Why Non-Dairy And Dairy-Free Don't Mean The Same Thing

In the confusing world of food labeling, there is enough gray area to give anyone a headache. Although the FDA does not generally allow the use of false or misleading claims on food labels, there is still plenty to be confused about.

Take the terms 'non-dairy' and 'dairy-free,' for example. You'd think they would both mean 'no dairy,' right? Well, think again. Even though the two terms are often used interchangeably, they do not mean the same thing.

The term 'dairy-free' is intended, by the FDA, to mean 'no dairy' (via GoDairyFree), and that is often the case. But since this term is not actually regulated by the FDA, you can't be absolutely sure without reading the ingredient list. For those with serious dairy allergies, it may be necessary to even go a step further and check the manufacturing process too, since cross-contamination can occur if the product is produced in a facility that also produces dairy-containing products.

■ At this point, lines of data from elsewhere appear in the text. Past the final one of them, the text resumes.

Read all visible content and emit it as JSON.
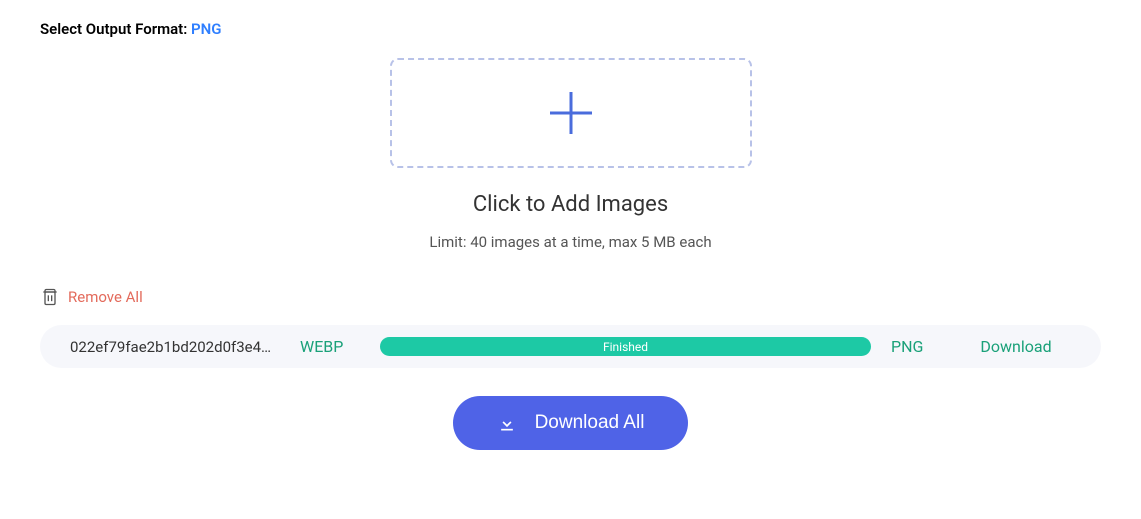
{
  "format_selector": {
    "label": "Select Output Format: ",
    "value": "PNG"
  },
  "dropzone": {
    "title": "Click to Add Images",
    "limit_text": "Limit: 40 images at a time, max 5 MB each"
  },
  "remove_all": {
    "label": "Remove All"
  },
  "files": [
    {
      "name": "022ef79fae2b1bd202d0f3e4…",
      "src_format": "WEBP",
      "progress_status": "Finished",
      "dst_format": "PNG",
      "download_label": "Download"
    }
  ],
  "download_all": {
    "label": "Download All"
  }
}
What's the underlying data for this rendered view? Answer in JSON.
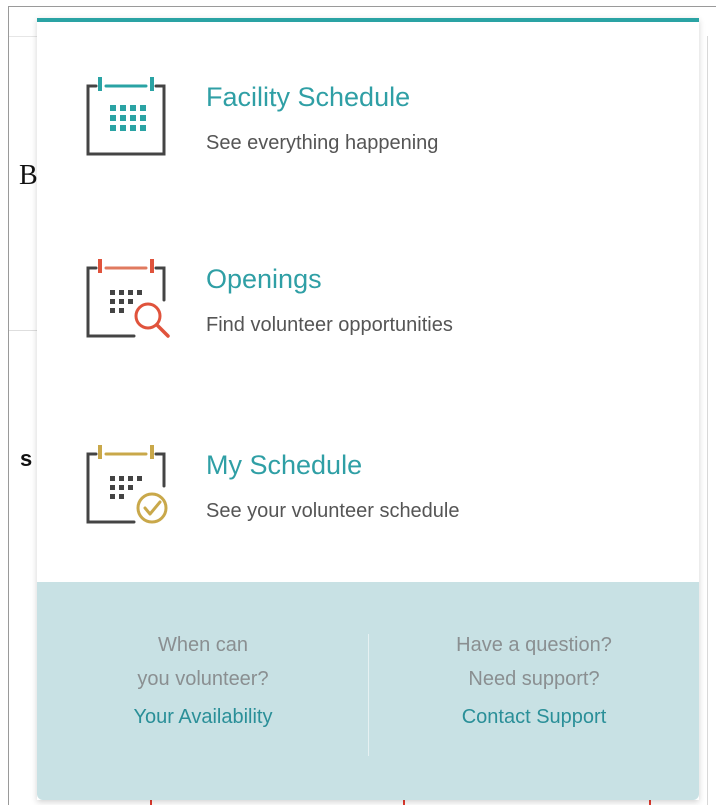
{
  "background": {
    "partial_letter_top": "B",
    "partial_letter_mid": "s"
  },
  "menu": {
    "accent_color": "#2aa3a4",
    "items": [
      {
        "icon": "calendar-grid-icon",
        "title": "Facility Schedule",
        "subtitle": "See everything happening"
      },
      {
        "icon": "calendar-search-icon",
        "title": "Openings",
        "subtitle": "Find volunteer opportunities"
      },
      {
        "icon": "calendar-check-icon",
        "title": "My Schedule",
        "subtitle": "See your volunteer schedule"
      }
    ]
  },
  "footer": {
    "availability": {
      "line1": "When can",
      "line2": "you volunteer?",
      "link": "Your Availability"
    },
    "support": {
      "line1": "Have a question?",
      "line2": "Need support?",
      "link": "Contact Support"
    }
  }
}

The term 'non-dairy,' on the other hand, is actually regulated by the FDA, but, oddly enough, this label does allow for the use of milk proteins like casein, whey, and other milk derivatives (via The Spruce Eats). Non-dairy creamers and cheeses commonly contain these milk-derivatives, which means non-dairy items also may or may not actually be dairy-free. Again, the only way to know for sure is to check the labels. 

'Non-dairy' doesn't always mean no dairy

Ginger Hultin, RD, a Seattle-based spokesperson for the Academy of Nutrition and Dietetics, told The Healthy, "Non-dairy products can still have milk protein like casein and whey. Both of these can cause allergic reactions." And by the way, 'lactose-free' products don't get a pass for those with dairy allergies either, since they can still contain milk proteins. "These products are safe for people with lactose intolerance but unsafe for people with dairy allergies," says Chrissy Caroll, RD, author of Dairy-Free Cookbook for Beginners and owner of the website Dairy Free for Baby.

Don't worry about labels 'hiding' ingredients though. Non-dairy foods that contain dairy derivatives (known as caseinates) must have the ingredient source listed in parentheses; for example, 'sodium caseinate (milk).'

Since 65 percent of us have a lowered ability to digest the milk sugar lactose, and dairy allergies are not that uncommon, understanding the distinctions among these food labels is important for those that really need to avoid all dairy for health reasons.